Aim of the task>
Check each line of the listing, and copy it if it contains the word "this".

Dataset content>
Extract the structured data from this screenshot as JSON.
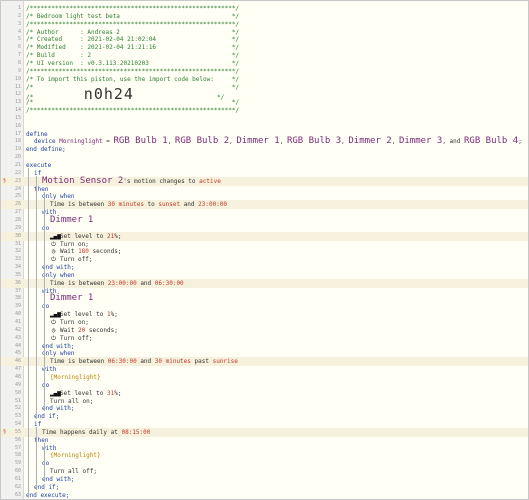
{
  "lines": [
    {
      "n": "1",
      "ind": 0,
      "tokens": [
        {
          "t": "/*********************************************************/",
          "c": "cm"
        }
      ]
    },
    {
      "n": "2",
      "ind": 0,
      "tokens": [
        {
          "t": "/* Bedroom light test beta                               */",
          "c": "cm"
        }
      ]
    },
    {
      "n": "3",
      "ind": 0,
      "tokens": [
        {
          "t": "/*********************************************************/",
          "c": "cm"
        }
      ]
    },
    {
      "n": "4",
      "ind": 0,
      "tokens": [
        {
          "t": "/* Author      : Andreas 2                               */",
          "c": "cm"
        }
      ]
    },
    {
      "n": "5",
      "ind": 0,
      "tokens": [
        {
          "t": "/* Created     : 2021-02-04 21:02:04                     */",
          "c": "cm"
        }
      ]
    },
    {
      "n": "6",
      "ind": 0,
      "tokens": [
        {
          "t": "/* Modified    : 2021-02-04 21:21:16                     */",
          "c": "cm"
        }
      ]
    },
    {
      "n": "7",
      "ind": 0,
      "tokens": [
        {
          "t": "/* Build       : 2                                       */",
          "c": "cm"
        }
      ]
    },
    {
      "n": "8",
      "ind": 0,
      "tokens": [
        {
          "t": "/* UI version  : v0.3.113.20210203                       */",
          "c": "cm"
        }
      ]
    },
    {
      "n": "9",
      "ind": 0,
      "tokens": [
        {
          "t": "/*********************************************************/",
          "c": "cm"
        }
      ]
    },
    {
      "n": "10",
      "ind": 0,
      "tokens": [
        {
          "t": "/* To import this piston, use the import code below:     */",
          "c": "cm"
        }
      ]
    },
    {
      "n": "11",
      "ind": 0,
      "tokens": [
        {
          "t": "/*                                                       */",
          "c": "cm"
        }
      ]
    },
    {
      "n": "12",
      "ind": 0,
      "tokens": [
        {
          "t": "/*              ",
          "c": "cm"
        },
        {
          "t": "n0h24",
          "c": "big"
        },
        {
          "t": "                       */",
          "c": "cm"
        }
      ]
    },
    {
      "n": "13",
      "ind": 0,
      "tokens": [
        {
          "t": "/*                                                       */",
          "c": "cm"
        }
      ]
    },
    {
      "n": "14",
      "ind": 0,
      "tokens": [
        {
          "t": "/*********************************************************/",
          "c": "cm"
        }
      ]
    },
    {
      "n": "15",
      "ind": 0,
      "tokens": [
        {
          "t": "",
          "c": "st"
        }
      ]
    },
    {
      "n": "16",
      "ind": 0,
      "tokens": [
        {
          "t": "",
          "c": "st"
        }
      ]
    },
    {
      "n": "17",
      "ind": 0,
      "tokens": [
        {
          "t": "define",
          "c": "kw"
        }
      ]
    },
    {
      "n": "18",
      "ind": 1,
      "tokens": [
        {
          "t": "device ",
          "c": "kw"
        },
        {
          "t": "Morninglight",
          "c": "dv"
        },
        {
          "t": " = ",
          "c": "st"
        },
        {
          "t": "RGB Bulb 1",
          "c": "dvb"
        },
        {
          "t": ", ",
          "c": "st"
        },
        {
          "t": "RGB Bulb 2",
          "c": "dvb"
        },
        {
          "t": ", ",
          "c": "st"
        },
        {
          "t": "Dimmer 1",
          "c": "dvb"
        },
        {
          "t": ", ",
          "c": "st"
        },
        {
          "t": "RGB Bulb 3",
          "c": "dvb"
        },
        {
          "t": ", ",
          "c": "st"
        },
        {
          "t": "Dimmer 2",
          "c": "dvb"
        },
        {
          "t": ", ",
          "c": "st"
        },
        {
          "t": "Dimmer 3",
          "c": "dvb"
        },
        {
          "t": ", and ",
          "c": "st"
        },
        {
          "t": "RGB Bulb 4",
          "c": "dvb"
        },
        {
          "t": ";",
          "c": "st"
        }
      ]
    },
    {
      "n": "19",
      "ind": 0,
      "tokens": [
        {
          "t": "end define;",
          "c": "kw"
        }
      ]
    },
    {
      "n": "20",
      "ind": 0,
      "tokens": [
        {
          "t": "",
          "c": "st"
        }
      ]
    },
    {
      "n": "21",
      "ind": 0,
      "tokens": [
        {
          "t": "execute",
          "c": "kw"
        }
      ]
    },
    {
      "n": "22",
      "ind": 1,
      "tokens": [
        {
          "t": "if",
          "c": "kw"
        }
      ]
    },
    {
      "n": "23",
      "ind": 2,
      "mk": "s",
      "tokens": [
        {
          "t": "Motion Sensor 2",
          "c": "dvb"
        },
        {
          "t": "'s motion changes to ",
          "c": "st"
        },
        {
          "t": "active",
          "c": "nm"
        }
      ]
    },
    {
      "n": "24",
      "ind": 1,
      "tokens": [
        {
          "t": "then",
          "c": "kw"
        }
      ]
    },
    {
      "n": "25",
      "ind": 2,
      "tokens": [
        {
          "t": "only when",
          "c": "kw"
        }
      ]
    },
    {
      "n": "26",
      "ind": 3,
      "tokens": [
        {
          "t": "Time is between ",
          "c": "st"
        },
        {
          "t": "30",
          "c": "nm"
        },
        {
          "t": " minutes",
          "c": "nm"
        },
        {
          "t": " to ",
          "c": "st"
        },
        {
          "t": "sunset",
          "c": "nm"
        },
        {
          "t": " and ",
          "c": "st"
        },
        {
          "t": "23:00:00",
          "c": "nm"
        }
      ]
    },
    {
      "n": "27",
      "ind": 2,
      "tokens": [
        {
          "t": "with",
          "c": "kw"
        }
      ]
    },
    {
      "n": "28",
      "ind": 3,
      "tokens": [
        {
          "t": "Dimmer 1",
          "c": "dvb"
        }
      ]
    },
    {
      "n": "29",
      "ind": 2,
      "tokens": [
        {
          "t": "do",
          "c": "kw"
        }
      ]
    },
    {
      "n": "30",
      "ind": 3,
      "icon": "signal",
      "tokens": [
        {
          "t": "Set level to ",
          "c": "st"
        },
        {
          "t": "21",
          "c": "nm"
        },
        {
          "t": "%;",
          "c": "st"
        }
      ]
    },
    {
      "n": "31",
      "ind": 3,
      "icon": "power",
      "tokens": [
        {
          "t": "Turn on;",
          "c": "st"
        }
      ]
    },
    {
      "n": "32",
      "ind": 3,
      "icon": "clock",
      "tokens": [
        {
          "t": "Wait ",
          "c": "st"
        },
        {
          "t": "180",
          "c": "nm"
        },
        {
          "t": " seconds;",
          "c": "st"
        }
      ]
    },
    {
      "n": "33",
      "ind": 3,
      "icon": "power",
      "tokens": [
        {
          "t": "Turn off;",
          "c": "st"
        }
      ]
    },
    {
      "n": "34",
      "ind": 2,
      "tokens": [
        {
          "t": "end with;",
          "c": "kw"
        }
      ]
    },
    {
      "n": "35",
      "ind": 2,
      "tokens": [
        {
          "t": "only when",
          "c": "kw"
        }
      ]
    },
    {
      "n": "36",
      "ind": 3,
      "tokens": [
        {
          "t": "Time is between ",
          "c": "st"
        },
        {
          "t": "23:00:00",
          "c": "nm"
        },
        {
          "t": " and ",
          "c": "st"
        },
        {
          "t": "06:30:00",
          "c": "nm"
        }
      ]
    },
    {
      "n": "37",
      "ind": 2,
      "tokens": [
        {
          "t": "with",
          "c": "kw"
        }
      ]
    },
    {
      "n": "38",
      "ind": 3,
      "tokens": [
        {
          "t": "Dimmer 1",
          "c": "dvb"
        }
      ]
    },
    {
      "n": "39",
      "ind": 2,
      "tokens": [
        {
          "t": "do",
          "c": "kw"
        }
      ]
    },
    {
      "n": "40",
      "ind": 3,
      "icon": "signal",
      "tokens": [
        {
          "t": "Set level to ",
          "c": "st"
        },
        {
          "t": "1",
          "c": "nm"
        },
        {
          "t": "%;",
          "c": "st"
        }
      ]
    },
    {
      "n": "41",
      "ind": 3,
      "icon": "power",
      "tokens": [
        {
          "t": "Turn on;",
          "c": "st"
        }
      ]
    },
    {
      "n": "42",
      "ind": 3,
      "icon": "clock",
      "tokens": [
        {
          "t": "Wait ",
          "c": "st"
        },
        {
          "t": "20",
          "c": "nm"
        },
        {
          "t": " seconds;",
          "c": "st"
        }
      ]
    },
    {
      "n": "43",
      "ind": 3,
      "icon": "power",
      "tokens": [
        {
          "t": "Turn off;",
          "c": "st"
        }
      ]
    },
    {
      "n": "44",
      "ind": 2,
      "tokens": [
        {
          "t": "end with;",
          "c": "kw"
        }
      ]
    },
    {
      "n": "45",
      "ind": 2,
      "tokens": [
        {
          "t": "only when",
          "c": "kw"
        }
      ]
    },
    {
      "n": "46",
      "ind": 3,
      "tokens": [
        {
          "t": "Time is between ",
          "c": "st"
        },
        {
          "t": "06:30:00",
          "c": "nm"
        },
        {
          "t": " and ",
          "c": "st"
        },
        {
          "t": "30",
          "c": "nm"
        },
        {
          "t": " minutes",
          "c": "nm"
        },
        {
          "t": " past ",
          "c": "st"
        },
        {
          "t": "sunrise",
          "c": "nm"
        }
      ]
    },
    {
      "n": "47",
      "ind": 2,
      "tokens": [
        {
          "t": "with",
          "c": "kw"
        }
      ]
    },
    {
      "n": "48",
      "ind": 3,
      "tokens": [
        {
          "t": "{Morninglight}",
          "c": "vr"
        }
      ]
    },
    {
      "n": "49",
      "ind": 2,
      "tokens": [
        {
          "t": "do",
          "c": "kw"
        }
      ]
    },
    {
      "n": "50",
      "ind": 3,
      "icon": "signal",
      "tokens": [
        {
          "t": "Set level to ",
          "c": "st"
        },
        {
          "t": "31",
          "c": "nm"
        },
        {
          "t": "%;",
          "c": "st"
        }
      ]
    },
    {
      "n": "51",
      "ind": 3,
      "tokens": [
        {
          "t": "Turn all on;",
          "c": "st"
        }
      ]
    },
    {
      "n": "52",
      "ind": 2,
      "tokens": [
        {
          "t": "end with;",
          "c": "kw"
        }
      ]
    },
    {
      "n": "53",
      "ind": 1,
      "tokens": [
        {
          "t": "end if;",
          "c": "kw"
        }
      ]
    },
    {
      "n": "54",
      "ind": 1,
      "tokens": [
        {
          "t": "if",
          "c": "kw"
        }
      ]
    },
    {
      "n": "55",
      "ind": 2,
      "mk": "s",
      "tokens": [
        {
          "t": "Time happens daily at ",
          "c": "st"
        },
        {
          "t": "08:15:00",
          "c": "nm"
        }
      ]
    },
    {
      "n": "56",
      "ind": 1,
      "tokens": [
        {
          "t": "then",
          "c": "kw"
        }
      ]
    },
    {
      "n": "57",
      "ind": 2,
      "tokens": [
        {
          "t": "with",
          "c": "kw"
        }
      ]
    },
    {
      "n": "58",
      "ind": 3,
      "tokens": [
        {
          "t": "{Morninglight}",
          "c": "vr"
        }
      ]
    },
    {
      "n": "59",
      "ind": 2,
      "tokens": [
        {
          "t": "do",
          "c": "kw"
        }
      ]
    },
    {
      "n": "60",
      "ind": 3,
      "tokens": [
        {
          "t": "Turn all off;",
          "c": "st"
        }
      ]
    },
    {
      "n": "61",
      "ind": 2,
      "tokens": [
        {
          "t": "end with;",
          "c": "kw"
        }
      ]
    },
    {
      "n": "62",
      "ind": 1,
      "tokens": [
        {
          "t": "end if;",
          "c": "kw"
        }
      ]
    },
    {
      "n": "63",
      "ind": 0,
      "tokens": [
        {
          "t": "end execute;",
          "c": "kw"
        }
      ]
    }
  ],
  "markers": {
    "s": "§"
  },
  "icons": {
    "signal": "signal-bars-icon",
    "power": "power-icon",
    "clock": "clock-icon"
  },
  "icon_glyphs": {
    "signal": "▂▄▆",
    "power": "⏻",
    "clock": "◷"
  }
}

Completed task>
Extract the structured data from this screenshot as JSON.
          "t": "/* To import this piston, use the import code below:     */",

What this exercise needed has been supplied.